We have enjoyed unseasonably warm weather for several weeks now. Many of the inshore species that were beginning to retreat to their winter oasis’s returned to more typical hangouts of fall and in some cases, summer. Meteorologists are forecasting a significant change for the weekend with both day- and nighttime temperatures dropping nearly 15 degrees. With the fish scattered about their seasonal ranges, both the fisher and fish alike will certainly be confused.
Residential canal systems will offer protection from the wind for the angler and insulate water depths for cold-blooded fish. Barnacle encrusted docks and docks with moored sailboats located in the western-most canals are likely to hold fish as the front passes.

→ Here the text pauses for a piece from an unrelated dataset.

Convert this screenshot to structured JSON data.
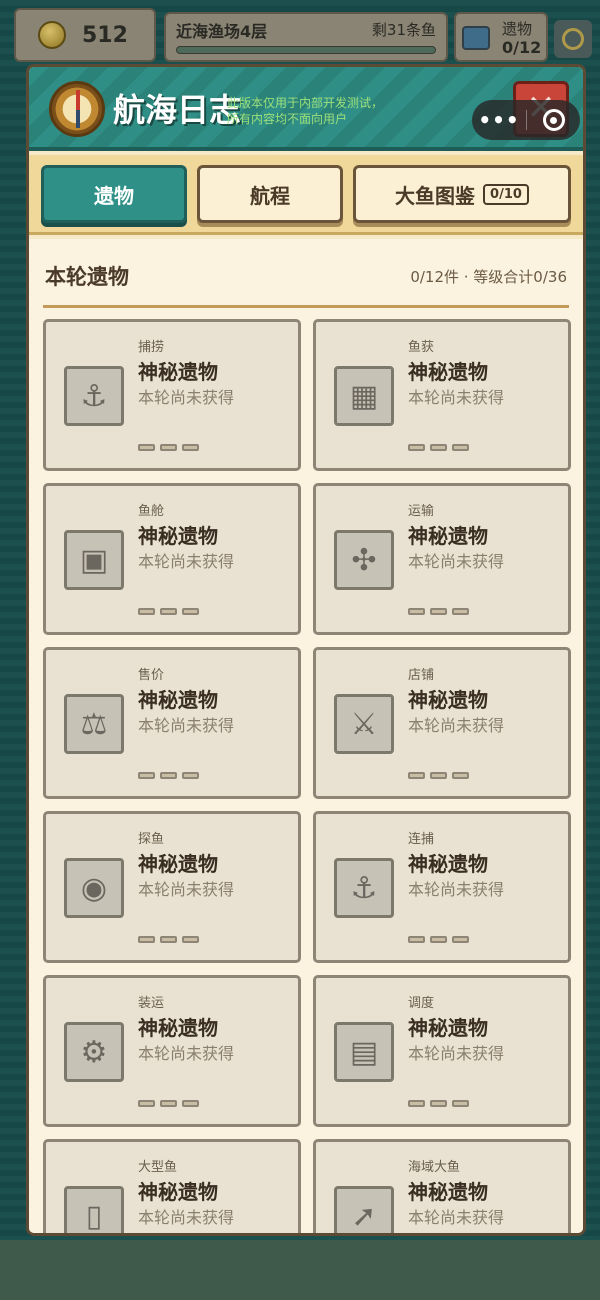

With the increasing winds, availability of live shrimp may be limited. Most area tackle shops will keep shrimp that have died in holding pens and sell them either fresh or frozen. A live shrimp is preferred, but not always necessary. Live or dead, remove the tail fins from the shrimp to prevent the shrimp from spinning and to allow further casting. Tail hook the shrimp with a #1 live bait hook. The key is to fish with just enough weight to reach the bottom under these structures. When properly presented under cool conditions, shrimp will produce a variety of species to include redfish, trout, snook, black drum, sheepshead, snapper and jacks.
Capt. Robert McCue can be reached at (800) 833-0489 or through his website www.GiantTarpon.com